I am writing you from the last leg of our long journey to Malawi. Our flights through Washington DC, Addis Ababa, Ethiopia were uneventful. I’ve never been on a plane with more children than the long flight to Addis.
I figured I would take this time to introduce you to our partner families.
Anne is a widow who lost her husband some years back. She currently takes care of her six children, ranging in age from 4 – 16. Anne engages in farming to earn a living and support her family.
Anne lives in a dilapidated house with one broken window. The house is built with unburnt bricks (made with just dirt and water) and a thatched grass roof. The house leaks heavily during the rainy season. In her own words Anne says “I’m not happy at all that my family does not stay together because of the size of my house, much more to continually use our neighbor’s latrine is not healthy but what can we do?”
On sanitation, the family does not have a latrine since theirs fell as such they now use the neighbor’s latrine, which threatens the health of the family.
Pelepetuwa is a 32-year old widow raising her five children. The children lost their father a while ago and thus Pelepetuwa has the responsibility to look after them all by herself. Pelepetuwa and one of her children are HIV positive.
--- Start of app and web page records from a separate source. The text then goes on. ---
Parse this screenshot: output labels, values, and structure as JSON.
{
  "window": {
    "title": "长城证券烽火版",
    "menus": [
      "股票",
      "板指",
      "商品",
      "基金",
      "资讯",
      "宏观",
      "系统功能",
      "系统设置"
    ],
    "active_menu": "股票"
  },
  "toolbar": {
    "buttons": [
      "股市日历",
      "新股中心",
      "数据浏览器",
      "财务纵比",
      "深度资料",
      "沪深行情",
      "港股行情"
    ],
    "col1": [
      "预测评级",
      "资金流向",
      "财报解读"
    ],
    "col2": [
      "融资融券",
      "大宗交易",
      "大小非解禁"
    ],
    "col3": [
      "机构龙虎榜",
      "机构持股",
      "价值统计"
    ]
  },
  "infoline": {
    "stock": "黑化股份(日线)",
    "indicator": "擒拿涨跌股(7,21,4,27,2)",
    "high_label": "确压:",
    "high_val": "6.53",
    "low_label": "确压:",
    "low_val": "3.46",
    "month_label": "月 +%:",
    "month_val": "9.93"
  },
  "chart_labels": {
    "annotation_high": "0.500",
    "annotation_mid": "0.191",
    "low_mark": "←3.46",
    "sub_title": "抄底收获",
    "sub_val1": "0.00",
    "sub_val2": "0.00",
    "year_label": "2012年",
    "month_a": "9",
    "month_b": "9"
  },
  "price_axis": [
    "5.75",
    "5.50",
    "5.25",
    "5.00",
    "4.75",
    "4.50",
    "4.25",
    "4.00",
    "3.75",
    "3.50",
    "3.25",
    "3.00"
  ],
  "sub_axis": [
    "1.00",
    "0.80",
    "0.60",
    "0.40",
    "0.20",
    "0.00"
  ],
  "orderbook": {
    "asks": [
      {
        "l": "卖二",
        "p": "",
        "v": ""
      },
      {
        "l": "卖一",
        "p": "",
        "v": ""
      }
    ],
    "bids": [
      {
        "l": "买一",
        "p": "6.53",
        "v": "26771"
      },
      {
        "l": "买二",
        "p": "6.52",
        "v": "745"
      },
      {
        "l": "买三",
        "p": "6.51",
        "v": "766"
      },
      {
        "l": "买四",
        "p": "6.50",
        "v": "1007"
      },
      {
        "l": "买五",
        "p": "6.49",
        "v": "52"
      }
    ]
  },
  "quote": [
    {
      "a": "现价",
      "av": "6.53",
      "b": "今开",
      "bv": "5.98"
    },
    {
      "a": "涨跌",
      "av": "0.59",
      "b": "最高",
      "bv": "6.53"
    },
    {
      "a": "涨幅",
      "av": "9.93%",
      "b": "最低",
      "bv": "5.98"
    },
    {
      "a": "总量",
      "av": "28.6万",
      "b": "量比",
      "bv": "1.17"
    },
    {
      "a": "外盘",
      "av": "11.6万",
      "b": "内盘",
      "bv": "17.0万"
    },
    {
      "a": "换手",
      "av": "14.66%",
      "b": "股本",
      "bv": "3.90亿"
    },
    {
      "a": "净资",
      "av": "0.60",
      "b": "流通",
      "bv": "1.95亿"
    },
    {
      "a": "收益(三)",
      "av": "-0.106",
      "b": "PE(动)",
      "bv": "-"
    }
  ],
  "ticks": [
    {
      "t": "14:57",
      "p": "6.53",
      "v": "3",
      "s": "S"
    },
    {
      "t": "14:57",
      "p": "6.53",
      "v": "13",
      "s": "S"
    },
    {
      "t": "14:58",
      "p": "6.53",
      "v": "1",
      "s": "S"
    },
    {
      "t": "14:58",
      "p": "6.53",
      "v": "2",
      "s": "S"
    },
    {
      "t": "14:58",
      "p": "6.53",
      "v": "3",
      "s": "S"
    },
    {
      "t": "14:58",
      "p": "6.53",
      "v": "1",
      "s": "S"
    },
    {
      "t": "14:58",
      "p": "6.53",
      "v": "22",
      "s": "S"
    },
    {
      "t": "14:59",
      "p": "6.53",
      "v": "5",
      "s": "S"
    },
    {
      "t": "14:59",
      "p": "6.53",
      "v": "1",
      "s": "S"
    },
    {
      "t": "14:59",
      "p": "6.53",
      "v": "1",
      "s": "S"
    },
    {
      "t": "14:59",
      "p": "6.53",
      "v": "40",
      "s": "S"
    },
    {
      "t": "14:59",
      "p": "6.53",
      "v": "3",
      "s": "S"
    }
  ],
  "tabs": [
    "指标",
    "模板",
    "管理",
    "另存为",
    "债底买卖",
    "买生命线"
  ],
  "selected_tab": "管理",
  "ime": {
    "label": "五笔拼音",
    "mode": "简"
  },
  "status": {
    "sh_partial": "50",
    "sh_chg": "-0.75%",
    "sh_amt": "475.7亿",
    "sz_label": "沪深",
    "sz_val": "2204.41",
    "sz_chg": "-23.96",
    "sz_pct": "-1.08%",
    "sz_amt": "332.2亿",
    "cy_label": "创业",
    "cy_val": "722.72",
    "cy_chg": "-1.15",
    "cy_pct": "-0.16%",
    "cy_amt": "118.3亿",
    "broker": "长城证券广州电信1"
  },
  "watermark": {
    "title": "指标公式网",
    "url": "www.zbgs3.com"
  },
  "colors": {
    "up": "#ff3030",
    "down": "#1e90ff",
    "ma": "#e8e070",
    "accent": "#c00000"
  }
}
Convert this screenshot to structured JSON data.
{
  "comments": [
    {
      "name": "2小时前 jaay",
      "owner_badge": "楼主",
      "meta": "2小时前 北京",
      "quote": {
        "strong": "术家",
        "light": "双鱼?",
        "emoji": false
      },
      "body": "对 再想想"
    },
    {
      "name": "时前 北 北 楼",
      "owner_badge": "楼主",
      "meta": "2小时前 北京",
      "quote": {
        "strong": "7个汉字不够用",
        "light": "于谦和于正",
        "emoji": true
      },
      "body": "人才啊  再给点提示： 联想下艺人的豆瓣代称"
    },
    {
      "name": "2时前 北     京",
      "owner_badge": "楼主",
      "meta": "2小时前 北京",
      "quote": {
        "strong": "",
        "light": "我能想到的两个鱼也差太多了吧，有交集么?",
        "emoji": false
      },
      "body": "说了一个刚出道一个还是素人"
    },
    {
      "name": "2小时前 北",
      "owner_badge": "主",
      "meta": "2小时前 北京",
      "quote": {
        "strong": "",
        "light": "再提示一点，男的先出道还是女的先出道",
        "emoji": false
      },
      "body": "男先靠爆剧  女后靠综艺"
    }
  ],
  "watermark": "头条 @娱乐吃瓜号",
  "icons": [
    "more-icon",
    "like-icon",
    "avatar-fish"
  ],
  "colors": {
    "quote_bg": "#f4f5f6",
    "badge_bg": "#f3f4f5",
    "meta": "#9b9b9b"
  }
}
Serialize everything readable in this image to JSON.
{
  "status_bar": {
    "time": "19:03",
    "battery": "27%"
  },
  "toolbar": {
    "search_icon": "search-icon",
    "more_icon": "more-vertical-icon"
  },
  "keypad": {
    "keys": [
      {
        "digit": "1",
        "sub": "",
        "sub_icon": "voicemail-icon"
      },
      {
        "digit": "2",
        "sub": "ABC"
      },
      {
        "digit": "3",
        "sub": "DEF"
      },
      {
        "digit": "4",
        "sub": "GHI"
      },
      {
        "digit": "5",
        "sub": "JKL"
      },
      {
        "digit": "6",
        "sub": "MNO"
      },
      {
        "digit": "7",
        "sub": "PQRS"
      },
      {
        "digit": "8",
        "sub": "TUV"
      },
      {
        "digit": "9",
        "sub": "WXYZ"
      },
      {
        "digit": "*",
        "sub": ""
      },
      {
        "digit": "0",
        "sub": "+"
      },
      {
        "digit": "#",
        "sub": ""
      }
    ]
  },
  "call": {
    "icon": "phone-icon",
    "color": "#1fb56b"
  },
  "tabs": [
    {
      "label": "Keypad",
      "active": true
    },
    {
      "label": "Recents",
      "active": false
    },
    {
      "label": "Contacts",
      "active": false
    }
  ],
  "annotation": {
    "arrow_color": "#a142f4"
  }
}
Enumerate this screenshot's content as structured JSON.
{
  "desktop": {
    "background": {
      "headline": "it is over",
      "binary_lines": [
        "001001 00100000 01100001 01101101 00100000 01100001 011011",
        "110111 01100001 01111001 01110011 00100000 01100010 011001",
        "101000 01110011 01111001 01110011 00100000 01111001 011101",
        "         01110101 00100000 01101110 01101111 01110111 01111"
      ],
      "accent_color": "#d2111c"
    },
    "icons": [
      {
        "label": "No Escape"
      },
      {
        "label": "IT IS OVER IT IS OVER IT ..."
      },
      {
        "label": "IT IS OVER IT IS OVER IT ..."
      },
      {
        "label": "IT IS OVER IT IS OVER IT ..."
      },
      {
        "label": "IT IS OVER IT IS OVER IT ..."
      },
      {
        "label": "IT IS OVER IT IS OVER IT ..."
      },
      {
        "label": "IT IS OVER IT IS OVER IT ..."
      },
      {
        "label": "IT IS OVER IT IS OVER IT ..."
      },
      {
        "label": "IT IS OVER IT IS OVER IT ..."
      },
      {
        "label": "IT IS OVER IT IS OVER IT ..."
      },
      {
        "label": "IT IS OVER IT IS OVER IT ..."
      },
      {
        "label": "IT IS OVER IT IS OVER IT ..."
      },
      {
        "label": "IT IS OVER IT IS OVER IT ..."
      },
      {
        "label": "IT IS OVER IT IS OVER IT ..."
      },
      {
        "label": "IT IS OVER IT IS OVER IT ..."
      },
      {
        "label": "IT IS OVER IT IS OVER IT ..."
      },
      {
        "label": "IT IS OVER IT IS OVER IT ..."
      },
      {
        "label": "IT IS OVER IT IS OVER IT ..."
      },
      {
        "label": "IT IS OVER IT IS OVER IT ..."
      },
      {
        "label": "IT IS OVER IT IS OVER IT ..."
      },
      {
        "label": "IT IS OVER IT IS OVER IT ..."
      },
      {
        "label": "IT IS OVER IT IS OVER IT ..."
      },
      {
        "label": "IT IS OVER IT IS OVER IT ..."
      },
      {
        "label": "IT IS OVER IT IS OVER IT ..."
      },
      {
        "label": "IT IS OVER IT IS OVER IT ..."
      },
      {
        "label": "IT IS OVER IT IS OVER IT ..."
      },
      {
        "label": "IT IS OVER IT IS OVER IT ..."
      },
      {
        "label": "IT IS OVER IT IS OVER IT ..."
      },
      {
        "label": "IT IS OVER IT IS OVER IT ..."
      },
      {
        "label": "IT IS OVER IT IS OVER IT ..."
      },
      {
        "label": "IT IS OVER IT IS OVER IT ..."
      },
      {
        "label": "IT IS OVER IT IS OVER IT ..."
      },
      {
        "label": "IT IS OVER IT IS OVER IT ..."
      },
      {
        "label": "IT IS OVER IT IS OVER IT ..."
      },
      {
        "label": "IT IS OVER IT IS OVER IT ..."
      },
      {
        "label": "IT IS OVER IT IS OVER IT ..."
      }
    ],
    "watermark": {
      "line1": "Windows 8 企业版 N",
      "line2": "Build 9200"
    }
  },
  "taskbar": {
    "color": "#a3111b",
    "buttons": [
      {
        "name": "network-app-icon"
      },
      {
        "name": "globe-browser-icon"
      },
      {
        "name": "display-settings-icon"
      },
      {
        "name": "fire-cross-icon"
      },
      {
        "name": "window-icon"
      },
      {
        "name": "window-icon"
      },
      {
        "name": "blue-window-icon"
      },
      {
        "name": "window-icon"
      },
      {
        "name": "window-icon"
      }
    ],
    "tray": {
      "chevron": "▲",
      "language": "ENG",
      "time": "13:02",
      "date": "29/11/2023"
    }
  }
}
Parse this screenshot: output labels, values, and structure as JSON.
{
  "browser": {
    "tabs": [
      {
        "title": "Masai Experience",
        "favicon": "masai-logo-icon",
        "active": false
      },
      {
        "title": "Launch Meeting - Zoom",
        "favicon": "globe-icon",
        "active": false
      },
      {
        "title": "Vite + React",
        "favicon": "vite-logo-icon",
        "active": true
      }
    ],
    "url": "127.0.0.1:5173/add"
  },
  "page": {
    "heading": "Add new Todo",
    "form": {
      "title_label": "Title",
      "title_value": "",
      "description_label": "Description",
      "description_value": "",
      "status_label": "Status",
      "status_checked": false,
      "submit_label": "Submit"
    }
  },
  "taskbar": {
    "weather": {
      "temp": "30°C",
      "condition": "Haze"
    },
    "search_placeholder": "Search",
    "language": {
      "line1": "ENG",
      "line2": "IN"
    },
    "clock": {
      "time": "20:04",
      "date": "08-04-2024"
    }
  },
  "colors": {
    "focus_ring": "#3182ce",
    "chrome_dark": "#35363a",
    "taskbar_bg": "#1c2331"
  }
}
In terms of shelter, the family’s house collapsed due to heavy rains and so they are being accommodated at Pelepetuwa’s oldest daughter’s house who has her own family; 3 children making it a total of 10 occupants in the house. The sister’s house is a small single-room house, built with unburnt bricks, a dirt floor, no windows and with very poor ventilation and one can only imagine having that many people in a house like that.
The family usually suffers from Malaria because they don’t have mosquito nets. They sometimes suffer from diarrhea especially during rainy season because they have a toilet which is in bad state.
The remainder of our travel was uneventful. Malawi now requires and $75 visa upon arrival. The process of paying for and acquiring the visa was extraordinarily slow. The goods news, all 17 of us were allowed into Malawi.
We are staying at the Kuka Executive Lodge, a comfortable moderate hotel. Consensus was we all had a good night’s sleep after the very long day(s) of travel. Door to door for us was roughly 30 hours. A few on our team were upwards of 40 hours. After being cooped up on a plane for so many hours our group took a long walk to a local grocery market to purchase a few comfort items (diet coke/chocolate). Two of our team members were able to experience a local form of transportation on the way home. Bicycle Taxi!
We had a lovely dinner at a local Indian/ Continental restaurant. Kevin and I were able to reconnect with Calvin and Amos, the operations manager and National Director respectively, of Habitat Malawi (HFHM). It felt comforting to meet up with what felt like old friends. We were updated on projects, opportunities and challenges currently ongoing with HFHM. Projects we heard about on our last trip have now gained momentum and are being implemented in country. Most notable is the Disaster Risk Reduction project in partnership with the Red Cross. Recurring natural disasters are a fact of life here in Malawi. Helping citizens to prepare and recover from disaster as a community is essential to their national well being.
Much of our team is currently at church. When they return, we will travel to Salima for a day of R&R and will begin our work early Monday morning.
This is a guest blog post written by Michelle Pavliv, Habitat Wake Board Member. Follow Michelle's experience in Malawi by visiting her blog, Malawi We are Here!